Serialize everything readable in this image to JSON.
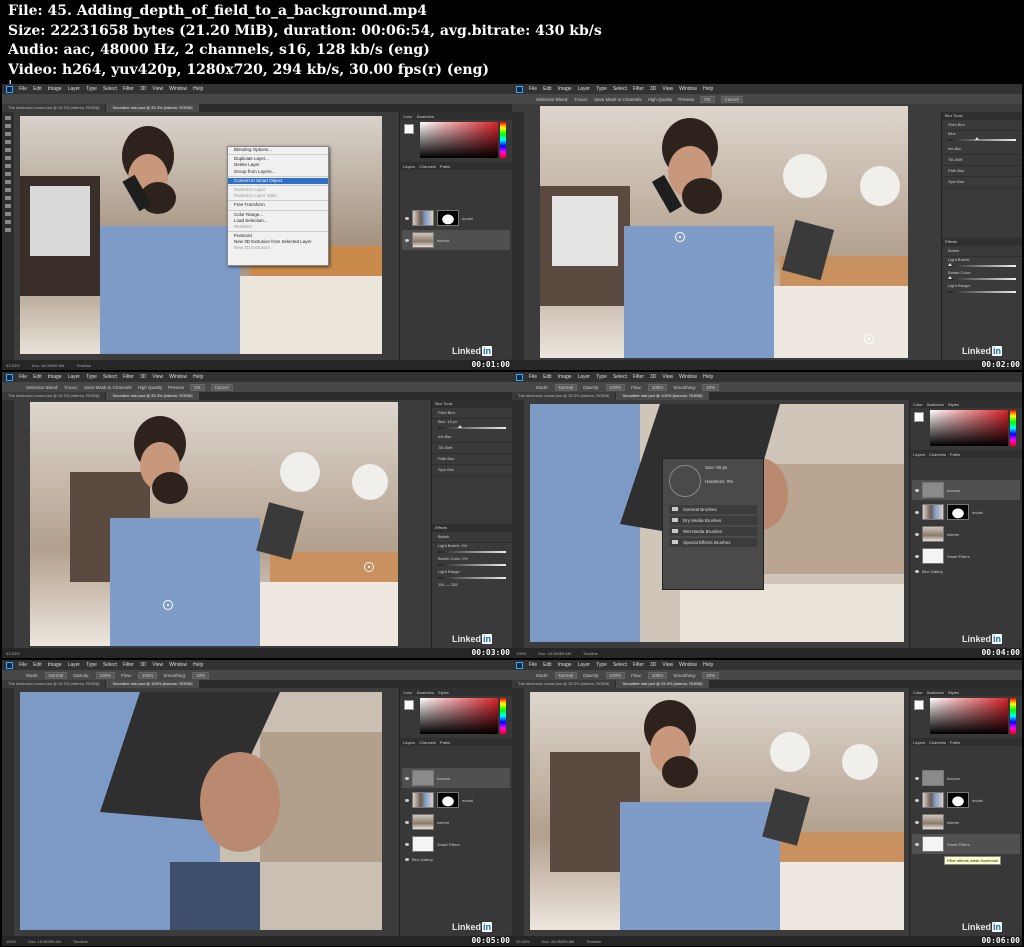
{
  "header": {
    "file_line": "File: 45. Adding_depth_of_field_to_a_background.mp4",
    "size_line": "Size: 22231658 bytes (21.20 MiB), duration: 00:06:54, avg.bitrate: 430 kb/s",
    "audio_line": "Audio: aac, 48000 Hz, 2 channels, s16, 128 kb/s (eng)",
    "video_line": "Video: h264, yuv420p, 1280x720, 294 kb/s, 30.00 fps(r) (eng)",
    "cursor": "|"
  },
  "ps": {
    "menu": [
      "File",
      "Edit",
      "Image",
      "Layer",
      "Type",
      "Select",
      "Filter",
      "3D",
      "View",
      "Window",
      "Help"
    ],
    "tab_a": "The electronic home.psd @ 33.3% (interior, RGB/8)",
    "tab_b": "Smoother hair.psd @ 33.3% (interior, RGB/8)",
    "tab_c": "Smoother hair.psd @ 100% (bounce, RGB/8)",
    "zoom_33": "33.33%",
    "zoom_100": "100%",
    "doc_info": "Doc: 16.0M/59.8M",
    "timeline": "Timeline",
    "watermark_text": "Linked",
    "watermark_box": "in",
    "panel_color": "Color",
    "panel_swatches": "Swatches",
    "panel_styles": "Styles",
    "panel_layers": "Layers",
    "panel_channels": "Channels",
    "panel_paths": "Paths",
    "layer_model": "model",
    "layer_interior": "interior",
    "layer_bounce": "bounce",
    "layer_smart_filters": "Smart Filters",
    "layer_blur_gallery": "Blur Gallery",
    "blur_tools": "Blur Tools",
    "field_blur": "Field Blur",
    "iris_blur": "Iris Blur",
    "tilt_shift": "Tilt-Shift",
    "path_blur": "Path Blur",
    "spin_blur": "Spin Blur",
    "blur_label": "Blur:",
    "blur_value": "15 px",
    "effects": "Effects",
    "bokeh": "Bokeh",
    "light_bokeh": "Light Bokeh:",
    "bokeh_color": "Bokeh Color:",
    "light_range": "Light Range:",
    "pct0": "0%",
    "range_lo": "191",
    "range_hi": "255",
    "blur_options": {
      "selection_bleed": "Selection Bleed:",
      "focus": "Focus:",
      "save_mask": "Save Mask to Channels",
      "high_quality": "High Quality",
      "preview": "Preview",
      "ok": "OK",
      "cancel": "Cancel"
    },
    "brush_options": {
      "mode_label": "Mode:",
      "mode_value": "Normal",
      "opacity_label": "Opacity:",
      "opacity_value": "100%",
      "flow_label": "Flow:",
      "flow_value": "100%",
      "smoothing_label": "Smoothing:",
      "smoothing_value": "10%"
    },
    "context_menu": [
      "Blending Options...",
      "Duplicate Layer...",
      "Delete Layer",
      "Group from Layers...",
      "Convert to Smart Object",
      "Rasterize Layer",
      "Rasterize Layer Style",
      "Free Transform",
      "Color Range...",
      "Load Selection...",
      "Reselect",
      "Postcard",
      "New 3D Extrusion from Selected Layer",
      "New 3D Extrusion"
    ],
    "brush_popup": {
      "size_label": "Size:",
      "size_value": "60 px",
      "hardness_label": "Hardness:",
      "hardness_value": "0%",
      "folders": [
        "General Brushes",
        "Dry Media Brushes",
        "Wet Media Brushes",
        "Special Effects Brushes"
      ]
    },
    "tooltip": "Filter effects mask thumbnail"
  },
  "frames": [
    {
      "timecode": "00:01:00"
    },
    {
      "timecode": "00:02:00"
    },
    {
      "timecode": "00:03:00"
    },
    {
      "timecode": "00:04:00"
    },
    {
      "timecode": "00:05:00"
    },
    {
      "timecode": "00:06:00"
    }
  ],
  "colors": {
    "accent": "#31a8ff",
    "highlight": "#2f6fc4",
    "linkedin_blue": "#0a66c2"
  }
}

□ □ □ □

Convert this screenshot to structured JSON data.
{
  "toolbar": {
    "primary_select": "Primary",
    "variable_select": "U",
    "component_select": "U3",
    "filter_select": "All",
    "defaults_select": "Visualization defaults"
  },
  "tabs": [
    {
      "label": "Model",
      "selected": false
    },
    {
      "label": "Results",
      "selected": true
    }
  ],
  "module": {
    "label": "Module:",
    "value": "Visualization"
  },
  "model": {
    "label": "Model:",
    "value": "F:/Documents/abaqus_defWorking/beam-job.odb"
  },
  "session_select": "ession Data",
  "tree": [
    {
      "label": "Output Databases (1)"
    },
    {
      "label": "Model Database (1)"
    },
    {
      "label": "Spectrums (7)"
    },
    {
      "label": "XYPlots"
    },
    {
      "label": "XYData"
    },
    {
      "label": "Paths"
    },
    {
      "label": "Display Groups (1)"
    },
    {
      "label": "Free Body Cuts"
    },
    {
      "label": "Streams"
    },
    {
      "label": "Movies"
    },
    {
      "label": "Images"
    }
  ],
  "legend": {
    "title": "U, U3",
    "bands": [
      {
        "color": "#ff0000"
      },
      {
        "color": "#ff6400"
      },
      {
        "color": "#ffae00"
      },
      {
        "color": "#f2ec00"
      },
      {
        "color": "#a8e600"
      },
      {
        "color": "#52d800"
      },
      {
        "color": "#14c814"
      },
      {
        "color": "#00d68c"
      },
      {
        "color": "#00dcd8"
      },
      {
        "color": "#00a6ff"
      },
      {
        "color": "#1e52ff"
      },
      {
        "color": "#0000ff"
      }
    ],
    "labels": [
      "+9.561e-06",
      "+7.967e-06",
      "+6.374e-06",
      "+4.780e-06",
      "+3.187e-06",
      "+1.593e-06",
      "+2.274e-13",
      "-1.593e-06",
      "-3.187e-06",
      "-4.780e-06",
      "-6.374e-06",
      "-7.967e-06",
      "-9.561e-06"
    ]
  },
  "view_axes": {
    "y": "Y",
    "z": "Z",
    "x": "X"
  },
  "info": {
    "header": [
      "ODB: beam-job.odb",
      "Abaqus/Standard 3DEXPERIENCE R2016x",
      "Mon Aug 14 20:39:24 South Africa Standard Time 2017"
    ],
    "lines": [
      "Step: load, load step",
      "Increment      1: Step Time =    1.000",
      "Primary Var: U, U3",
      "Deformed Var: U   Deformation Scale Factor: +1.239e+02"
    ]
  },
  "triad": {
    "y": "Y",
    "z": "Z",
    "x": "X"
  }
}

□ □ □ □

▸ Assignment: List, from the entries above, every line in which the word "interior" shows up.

▸ Answer section:
    "tab_a": "The electronic home.psd @ 33.3% (interior, RGB/8)",
    "tab_b": "Smoother hair.psd @ 33.3% (interior, RGB/8)",
    "layer_interior": "interior",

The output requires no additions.